═════ The data ═════

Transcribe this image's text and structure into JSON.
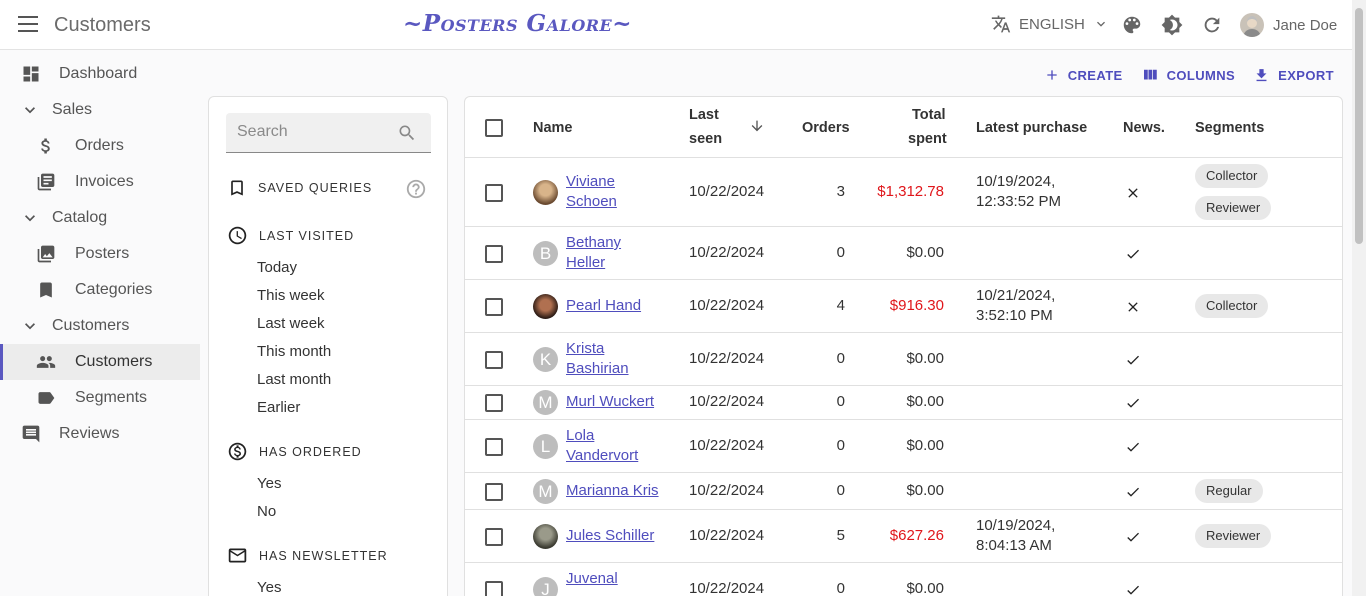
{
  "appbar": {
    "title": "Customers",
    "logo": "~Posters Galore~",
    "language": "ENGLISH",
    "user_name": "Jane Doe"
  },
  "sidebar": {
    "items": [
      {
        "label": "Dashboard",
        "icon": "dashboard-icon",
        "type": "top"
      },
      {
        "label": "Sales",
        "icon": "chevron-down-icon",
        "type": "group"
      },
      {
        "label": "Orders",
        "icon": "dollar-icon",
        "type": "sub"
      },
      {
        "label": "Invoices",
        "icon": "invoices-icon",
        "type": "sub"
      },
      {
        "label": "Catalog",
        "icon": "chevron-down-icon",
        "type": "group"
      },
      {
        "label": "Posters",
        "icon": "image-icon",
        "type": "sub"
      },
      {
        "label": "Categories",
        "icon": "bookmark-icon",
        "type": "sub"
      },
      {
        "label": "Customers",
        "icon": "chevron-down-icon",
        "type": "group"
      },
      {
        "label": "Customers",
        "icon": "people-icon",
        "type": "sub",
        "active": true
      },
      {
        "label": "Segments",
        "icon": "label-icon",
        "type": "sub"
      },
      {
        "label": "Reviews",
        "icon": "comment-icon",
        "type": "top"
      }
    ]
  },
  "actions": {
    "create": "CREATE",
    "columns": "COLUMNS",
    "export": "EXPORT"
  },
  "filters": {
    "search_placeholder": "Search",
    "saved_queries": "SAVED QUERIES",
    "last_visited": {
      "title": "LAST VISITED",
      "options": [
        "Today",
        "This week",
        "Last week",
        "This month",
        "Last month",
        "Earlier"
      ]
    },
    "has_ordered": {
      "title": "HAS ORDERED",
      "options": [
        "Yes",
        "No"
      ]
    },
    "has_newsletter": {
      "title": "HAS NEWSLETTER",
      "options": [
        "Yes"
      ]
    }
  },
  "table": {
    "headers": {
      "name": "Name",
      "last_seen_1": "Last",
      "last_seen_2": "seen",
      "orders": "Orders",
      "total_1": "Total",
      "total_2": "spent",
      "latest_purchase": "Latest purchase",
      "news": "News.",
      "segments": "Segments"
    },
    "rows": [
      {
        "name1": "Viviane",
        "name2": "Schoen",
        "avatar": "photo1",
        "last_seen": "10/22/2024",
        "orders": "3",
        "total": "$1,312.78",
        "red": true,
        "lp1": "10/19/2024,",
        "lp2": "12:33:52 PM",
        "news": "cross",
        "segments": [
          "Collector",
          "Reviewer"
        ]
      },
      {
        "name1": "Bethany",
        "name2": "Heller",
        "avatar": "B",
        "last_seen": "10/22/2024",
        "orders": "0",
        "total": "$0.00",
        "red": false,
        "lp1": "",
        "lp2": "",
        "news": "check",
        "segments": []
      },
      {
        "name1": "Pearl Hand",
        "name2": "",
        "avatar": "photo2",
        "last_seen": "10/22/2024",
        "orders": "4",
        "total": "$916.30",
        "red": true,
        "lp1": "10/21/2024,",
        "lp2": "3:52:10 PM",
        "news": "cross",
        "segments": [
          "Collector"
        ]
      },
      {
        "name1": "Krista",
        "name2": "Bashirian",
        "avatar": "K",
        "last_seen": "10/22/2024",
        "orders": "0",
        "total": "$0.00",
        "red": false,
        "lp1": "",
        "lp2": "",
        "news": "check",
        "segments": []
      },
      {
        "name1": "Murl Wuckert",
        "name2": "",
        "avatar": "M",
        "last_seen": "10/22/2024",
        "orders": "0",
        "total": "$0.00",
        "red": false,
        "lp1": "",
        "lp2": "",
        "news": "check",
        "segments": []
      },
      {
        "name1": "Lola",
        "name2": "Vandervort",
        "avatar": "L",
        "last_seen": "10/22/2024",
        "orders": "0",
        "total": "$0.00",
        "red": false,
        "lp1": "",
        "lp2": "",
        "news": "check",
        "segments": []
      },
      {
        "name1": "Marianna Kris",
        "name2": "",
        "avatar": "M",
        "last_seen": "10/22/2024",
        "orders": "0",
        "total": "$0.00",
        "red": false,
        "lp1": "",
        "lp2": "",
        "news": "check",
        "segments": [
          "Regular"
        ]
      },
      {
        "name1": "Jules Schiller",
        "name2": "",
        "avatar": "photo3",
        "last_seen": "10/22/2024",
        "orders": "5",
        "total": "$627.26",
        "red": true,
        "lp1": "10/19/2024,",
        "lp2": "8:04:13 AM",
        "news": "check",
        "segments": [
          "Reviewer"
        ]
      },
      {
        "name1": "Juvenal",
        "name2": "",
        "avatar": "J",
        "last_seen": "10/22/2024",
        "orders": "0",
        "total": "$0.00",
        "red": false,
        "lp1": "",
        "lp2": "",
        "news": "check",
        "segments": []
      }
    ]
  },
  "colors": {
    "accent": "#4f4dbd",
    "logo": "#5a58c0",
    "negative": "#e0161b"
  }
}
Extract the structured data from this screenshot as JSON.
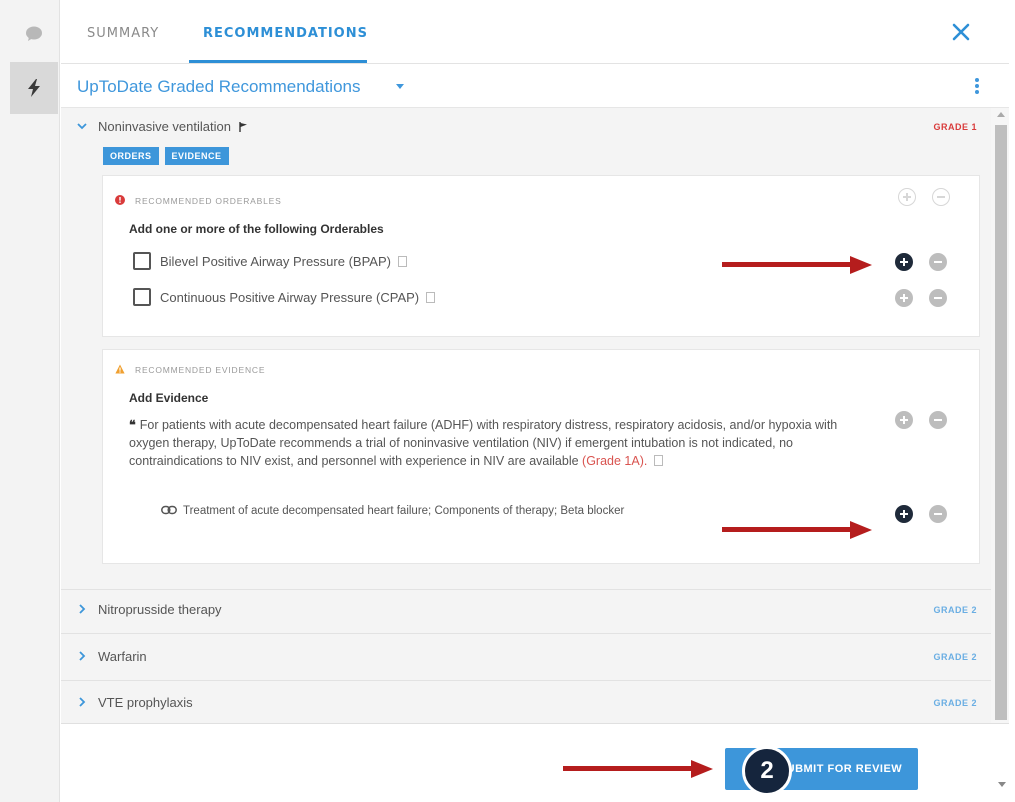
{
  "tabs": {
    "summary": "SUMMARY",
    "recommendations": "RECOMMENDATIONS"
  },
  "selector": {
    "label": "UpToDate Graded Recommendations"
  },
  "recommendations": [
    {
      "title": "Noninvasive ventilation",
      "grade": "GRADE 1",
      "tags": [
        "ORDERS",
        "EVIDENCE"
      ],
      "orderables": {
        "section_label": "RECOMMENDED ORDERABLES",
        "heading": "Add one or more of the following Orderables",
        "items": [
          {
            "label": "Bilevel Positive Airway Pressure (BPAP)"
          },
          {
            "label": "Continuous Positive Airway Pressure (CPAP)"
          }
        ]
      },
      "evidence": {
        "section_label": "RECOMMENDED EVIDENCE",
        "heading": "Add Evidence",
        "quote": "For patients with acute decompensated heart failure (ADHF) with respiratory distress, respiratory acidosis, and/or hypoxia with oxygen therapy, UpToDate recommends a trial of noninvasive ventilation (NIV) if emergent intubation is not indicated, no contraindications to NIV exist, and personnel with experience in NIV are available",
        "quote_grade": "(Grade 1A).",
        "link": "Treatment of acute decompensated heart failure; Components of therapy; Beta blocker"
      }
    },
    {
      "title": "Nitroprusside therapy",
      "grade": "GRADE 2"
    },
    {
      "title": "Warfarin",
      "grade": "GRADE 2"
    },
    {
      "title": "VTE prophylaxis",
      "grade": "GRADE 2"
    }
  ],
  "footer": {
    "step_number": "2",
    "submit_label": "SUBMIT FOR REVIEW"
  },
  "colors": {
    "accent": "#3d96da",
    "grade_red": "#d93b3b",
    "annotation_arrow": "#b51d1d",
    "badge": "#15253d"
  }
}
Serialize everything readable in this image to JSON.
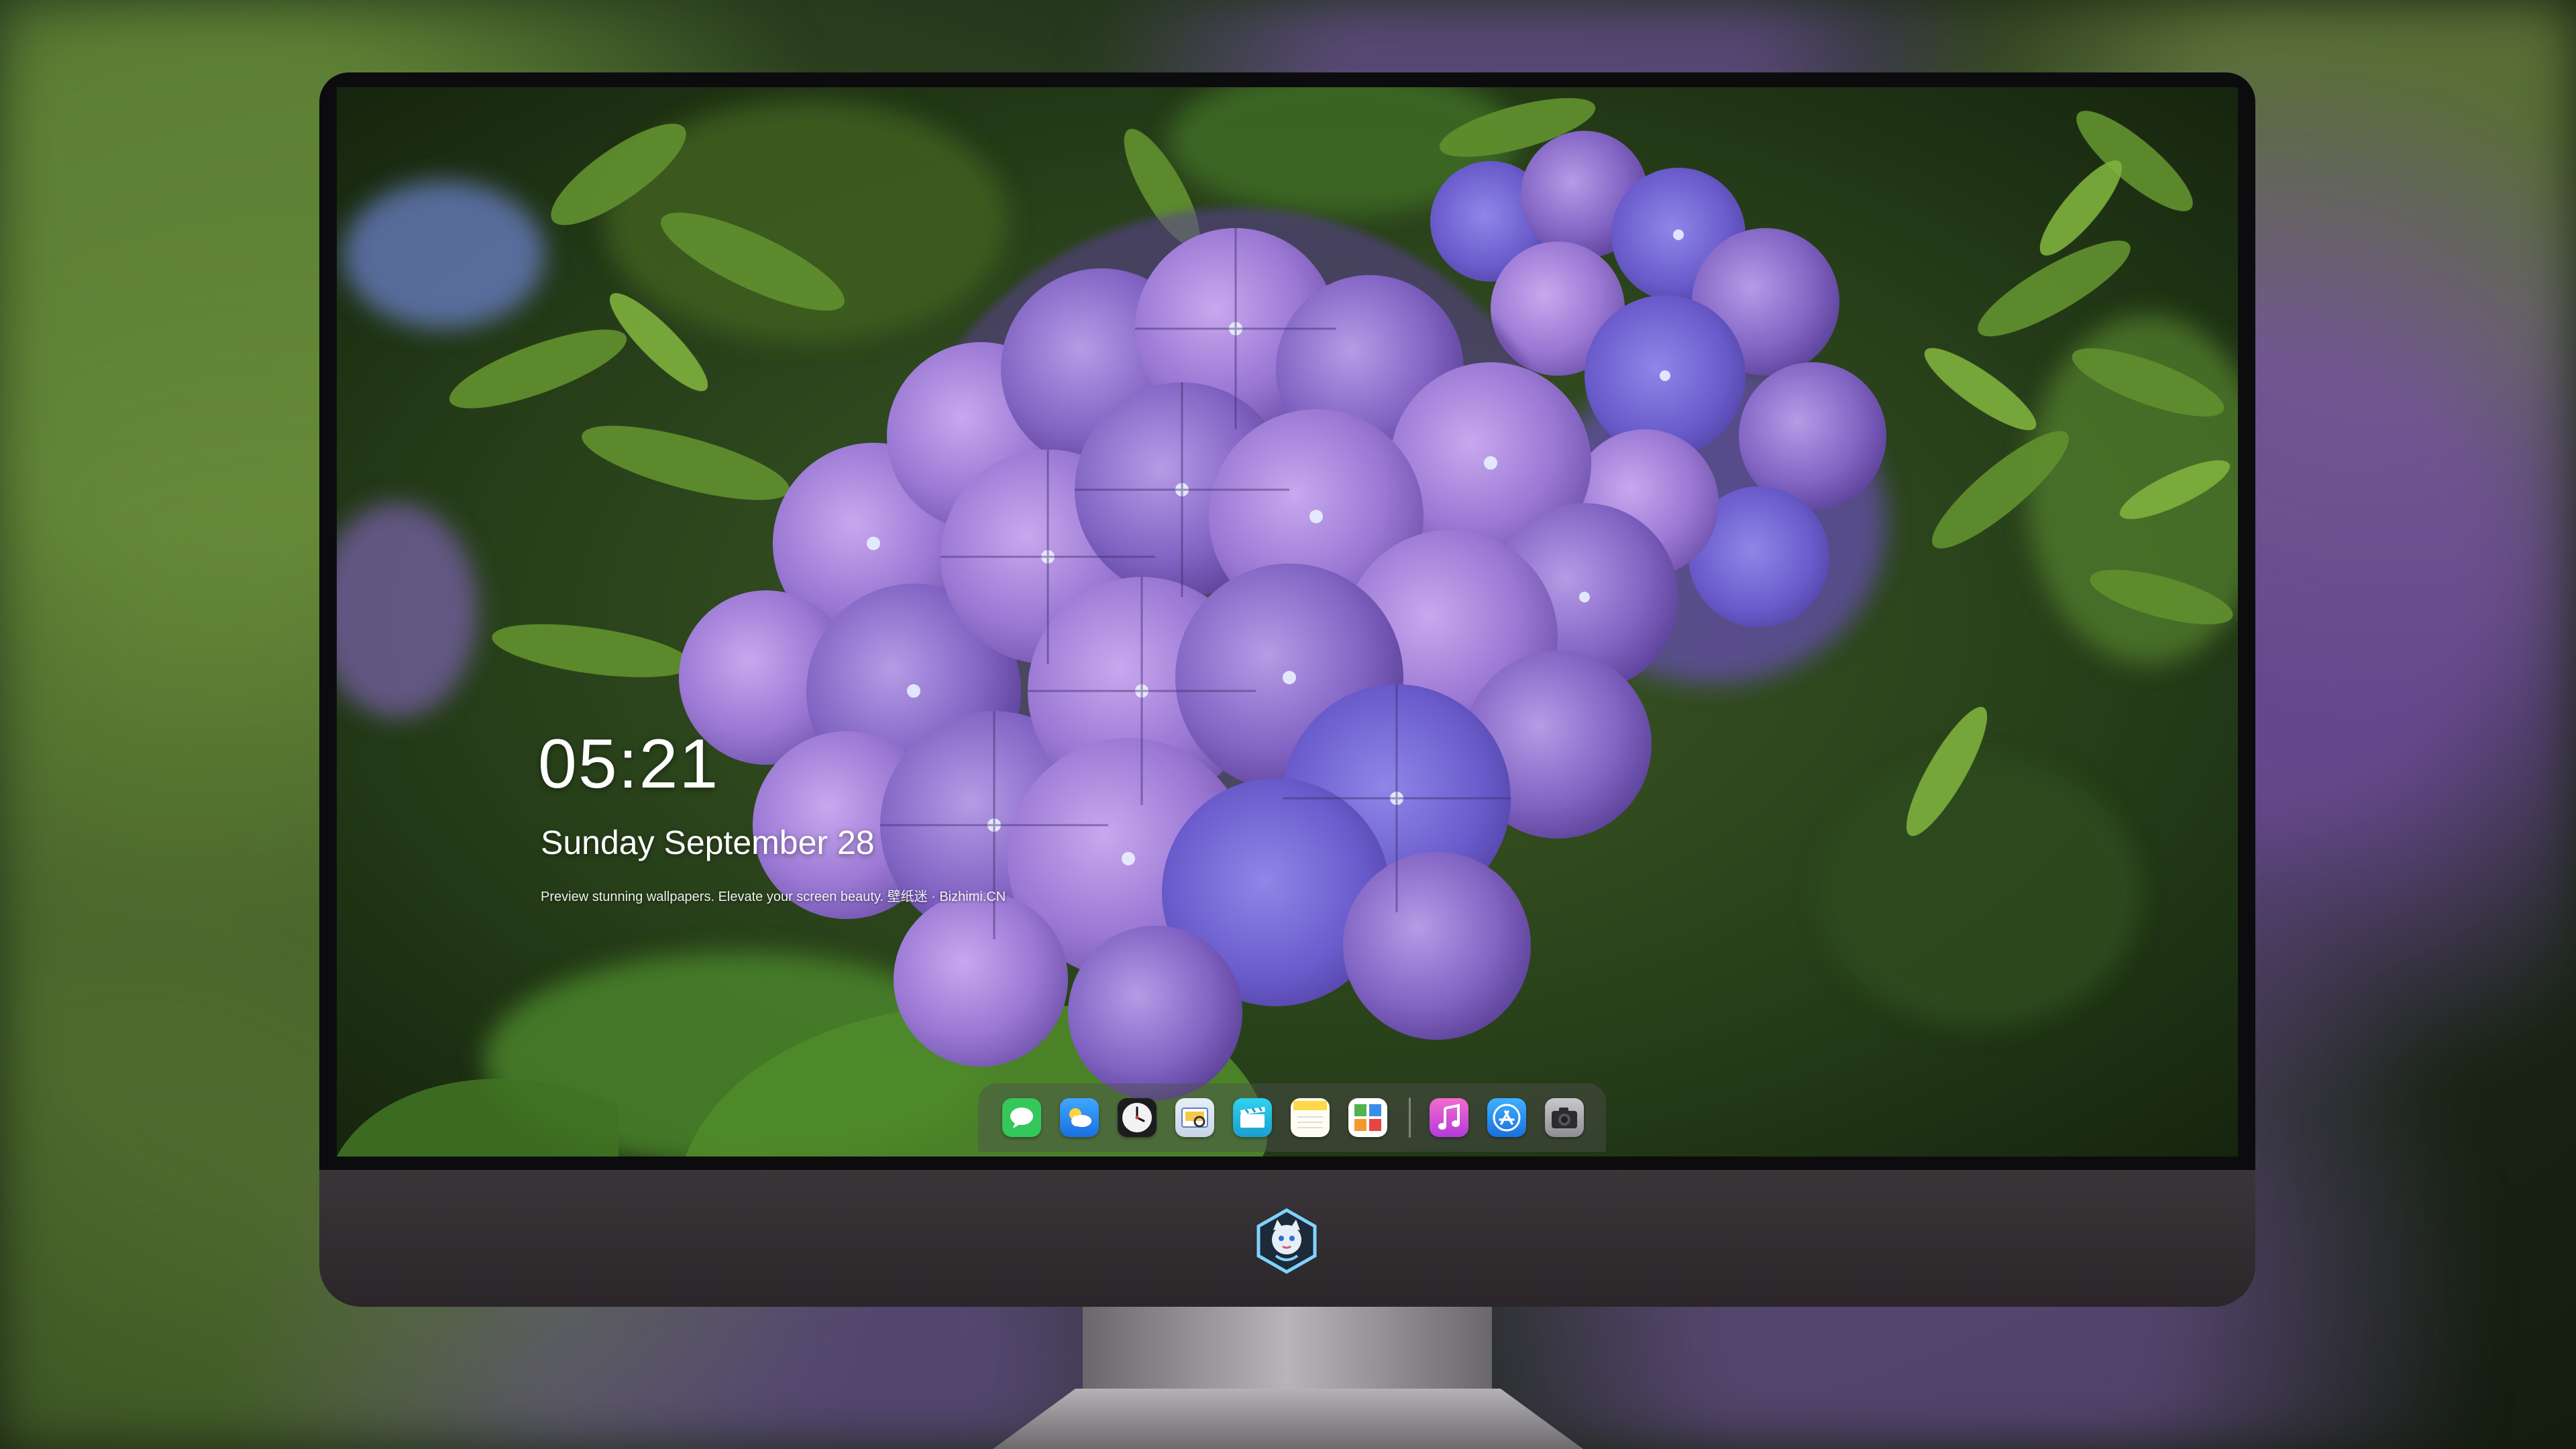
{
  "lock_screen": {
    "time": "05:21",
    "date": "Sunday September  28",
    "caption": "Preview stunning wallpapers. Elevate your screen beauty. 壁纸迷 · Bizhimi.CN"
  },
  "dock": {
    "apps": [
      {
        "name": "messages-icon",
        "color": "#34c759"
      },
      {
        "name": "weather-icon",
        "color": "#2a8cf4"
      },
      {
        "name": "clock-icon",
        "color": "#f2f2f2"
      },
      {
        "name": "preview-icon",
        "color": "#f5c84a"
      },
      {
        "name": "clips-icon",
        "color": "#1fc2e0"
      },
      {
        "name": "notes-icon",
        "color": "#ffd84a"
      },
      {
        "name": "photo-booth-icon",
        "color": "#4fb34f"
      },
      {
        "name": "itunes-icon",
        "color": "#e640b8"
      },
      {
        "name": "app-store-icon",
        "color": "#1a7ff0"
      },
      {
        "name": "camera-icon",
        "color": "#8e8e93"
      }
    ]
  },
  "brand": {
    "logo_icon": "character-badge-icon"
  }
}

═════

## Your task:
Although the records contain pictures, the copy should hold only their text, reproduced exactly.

## Written response:
Transcribe this image's text and structure into JSON.
{
  "appbar": {
    "title": "Customers",
    "logo": "~Posters Galore~",
    "language": "ENGLISH",
    "user_name": "Jane Doe"
  },
  "sidebar": {
    "items": [
      {
        "label": "Dashboard",
        "icon": "dashboard-icon",
        "type": "top"
      },
      {
        "label": "Sales",
        "icon": "chevron-down-icon",
        "type": "group"
      },
      {
        "label": "Orders",
        "icon": "dollar-icon",
        "type": "sub"
      },
      {
        "label": "Invoices",
        "icon": "invoices-icon",
        "type": "sub"
      },
      {
        "label": "Catalog",
        "icon": "chevron-down-icon",
        "type": "group"
      },
      {
        "label": "Posters",
        "icon": "image-icon",
        "type": "sub"
      },
      {
        "label": "Categories",
        "icon": "bookmark-icon",
        "type": "sub"
      },
      {
        "label": "Customers",
        "icon": "chevron-down-icon",
        "type": "group"
      },
      {
        "label": "Customers",
        "icon": "people-icon",
        "type": "sub",
        "active": true
      },
      {
        "label": "Segments",
        "icon": "label-icon",
        "type": "sub"
      },
      {
        "label": "Reviews",
        "icon": "comment-icon",
        "type": "top"
      }
    ]
  },
  "actions": {
    "create": "CREATE",
    "columns": "COLUMNS",
    "export": "EXPORT"
  },
  "filters": {
    "search_placeholder": "Search",
    "saved_queries": "SAVED QUERIES",
    "last_visited": {
      "title": "LAST VISITED",
      "options": [
        "Today",
        "This week",
        "Last week",
        "This month",
        "Last month",
        "Earlier"
      ]
    },
    "has_ordered": {
      "title": "HAS ORDERED",
      "options": [
        "Yes",
        "No"
      ]
    },
    "has_newsletter": {
      "title": "HAS NEWSLETTER",
      "options": [
        "Yes"
      ]
    }
  },
  "table": {
    "headers": {
      "name": "Name",
      "last_seen_1": "Last",
      "last_seen_2": "seen",
      "orders": "Orders",
      "total_1": "Total",
      "total_2": "spent",
      "latest_purchase": "Latest purchase",
      "news": "News.",
      "segments": "Segments"
    },
    "rows": [
      {
        "name1": "Viviane",
        "name2": "Schoen",
        "avatar": "photo1",
        "last_seen": "10/22/2024",
        "orders": "3",
        "total": "$1,312.78",
        "red": true,
        "lp1": "10/19/2024,",
        "lp2": "12:33:52 PM",
        "news": "cross",
        "segments": [
          "Collector",
          "Reviewer"
        ]
      },
      {
        "name1": "Bethany",
        "name2": "Heller",
        "avatar": "B",
        "last_seen": "10/22/2024",
        "orders": "0",
        "total": "$0.00",
        "red": false,
        "lp1": "",
        "lp2": "",
        "news": "check",
        "segments": []
      },
      {
        "name1": "Pearl Hand",
        "name2": "",
        "avatar": "photo2",
        "last_seen": "10/22/2024",
        "orders": "4",
        "total": "$916.30",
        "red": true,
        "lp1": "10/21/2024,",
        "lp2": "3:52:10 PM",
        "news": "cross",
        "segments": [
          "Collector"
        ]
      },
      {
        "name1": "Krista",
        "name2": "Bashirian",
        "avatar": "K",
        "last_seen": "10/22/2024",
        "orders": "0",
        "total": "$0.00",
        "red": false,
        "lp1": "",
        "lp2": "",
        "news": "check",
        "segments": []
      },
      {
        "name1": "Murl Wuckert",
        "name2": "",
        "avatar": "M",
        "last_seen": "10/22/2024",
        "orders": "0",
        "total": "$0.00",
        "red": false,
        "lp1": "",
        "lp2": "",
        "news": "check",
        "segments": []
      },
      {
        "name1": "Lola",
        "name2": "Vandervort",
        "avatar": "L",
        "last_seen": "10/22/2024",
        "orders": "0",
        "total": "$0.00",
        "red": false,
        "lp1": "",
        "lp2": "",
        "news": "check",
        "segments": []
      },
      {
        "name1": "Marianna Kris",
        "name2": "",
        "avatar": "M",
        "last_seen": "10/22/2024",
        "orders": "0",
        "total": "$0.00",
        "red": false,
        "lp1": "",
        "lp2": "",
        "news": "check",
        "segments": [
          "Regular"
        ]
      },
      {
        "name1": "Jules Schiller",
        "name2": "",
        "avatar": "photo3",
        "last_seen": "10/22/2024",
        "orders": "5",
        "total": "$627.26",
        "red": true,
        "lp1": "10/19/2024,",
        "lp2": "8:04:13 AM",
        "news": "check",
        "segments": [
          "Reviewer"
        ]
      },
      {
        "name1": "Juvenal",
        "name2": "",
        "avatar": "J",
        "last_seen": "10/22/2024",
        "orders": "0",
        "total": "$0.00",
        "red": false,
        "lp1": "",
        "lp2": "",
        "news": "check",
        "segments": []
      }
    ]
  },
  "colors": {
    "accent": "#4f4dbd",
    "logo": "#5a58c0",
    "negative": "#e0161b"
  }
}
Extract the structured data from this screenshot as JSON.
{
  "tabs": {
    "summary": "SUMMARY",
    "recommendations": "RECOMMENDATIONS"
  },
  "selector": {
    "label": "UpToDate Graded Recommendations"
  },
  "recommendations": [
    {
      "title": "Noninvasive ventilation",
      "grade": "GRADE 1",
      "tags": [
        "ORDERS",
        "EVIDENCE"
      ],
      "orderables": {
        "section_label": "RECOMMENDED ORDERABLES",
        "heading": "Add one or more of the following Orderables",
        "items": [
          {
            "label": "Bilevel Positive Airway Pressure (BPAP)"
          },
          {
            "label": "Continuous Positive Airway Pressure (CPAP)"
          }
        ]
      },
      "evidence": {
        "section_label": "RECOMMENDED EVIDENCE",
        "heading": "Add Evidence",
        "quote": "For patients with acute decompensated heart failure (ADHF) with respiratory distress, respiratory acidosis, and/or hypoxia with oxygen therapy, UpToDate recommends a trial of noninvasive ventilation (NIV) if emergent intubation is not indicated, no contraindications to NIV exist, and personnel with experience in NIV are available",
        "quote_grade": "(Grade 1A).",
        "link": "Treatment of acute decompensated heart failure; Components of therapy; Beta blocker"
      }
    },
    {
      "title": "Nitroprusside therapy",
      "grade": "GRADE 2"
    },
    {
      "title": "Warfarin",
      "grade": "GRADE 2"
    },
    {
      "title": "VTE prophylaxis",
      "grade": "GRADE 2"
    }
  ],
  "footer": {
    "step_number": "2",
    "submit_label": "SUBMIT FOR REVIEW"
  },
  "colors": {
    "accent": "#3d96da",
    "grade_red": "#d93b3b",
    "annotation_arrow": "#b51d1d",
    "badge": "#15253d"
  }
}
Serialize everything readable in this image to JSON.
{
  "lock_screen": {
    "time": "05:21",
    "date": "Sunday September  28",
    "caption": "Preview stunning wallpapers. Elevate your screen beauty. 壁纸迷 · Bizhimi.CN"
  },
  "dock": {
    "apps": [
      {
        "name": "messages-icon",
        "color": "#34c759"
      },
      {
        "name": "weather-icon",
        "color": "#2a8cf4"
      },
      {
        "name": "clock-icon",
        "color": "#f2f2f2"
      },
      {
        "name": "preview-icon",
        "color": "#f5c84a"
      },
      {
        "name": "clips-icon",
        "color": "#1fc2e0"
      },
      {
        "name": "notes-icon",
        "color": "#ffd84a"
      },
      {
        "name": "photo-booth-icon",
        "color": "#4fb34f"
      },
      {
        "name": "itunes-icon",
        "color": "#e640b8"
      },
      {
        "name": "app-store-icon",
        "color": "#1a7ff0"
      },
      {
        "name": "camera-icon",
        "color": "#8e8e93"
      }
    ]
  },
  "brand": {
    "logo_icon": "character-badge-icon"
  }
}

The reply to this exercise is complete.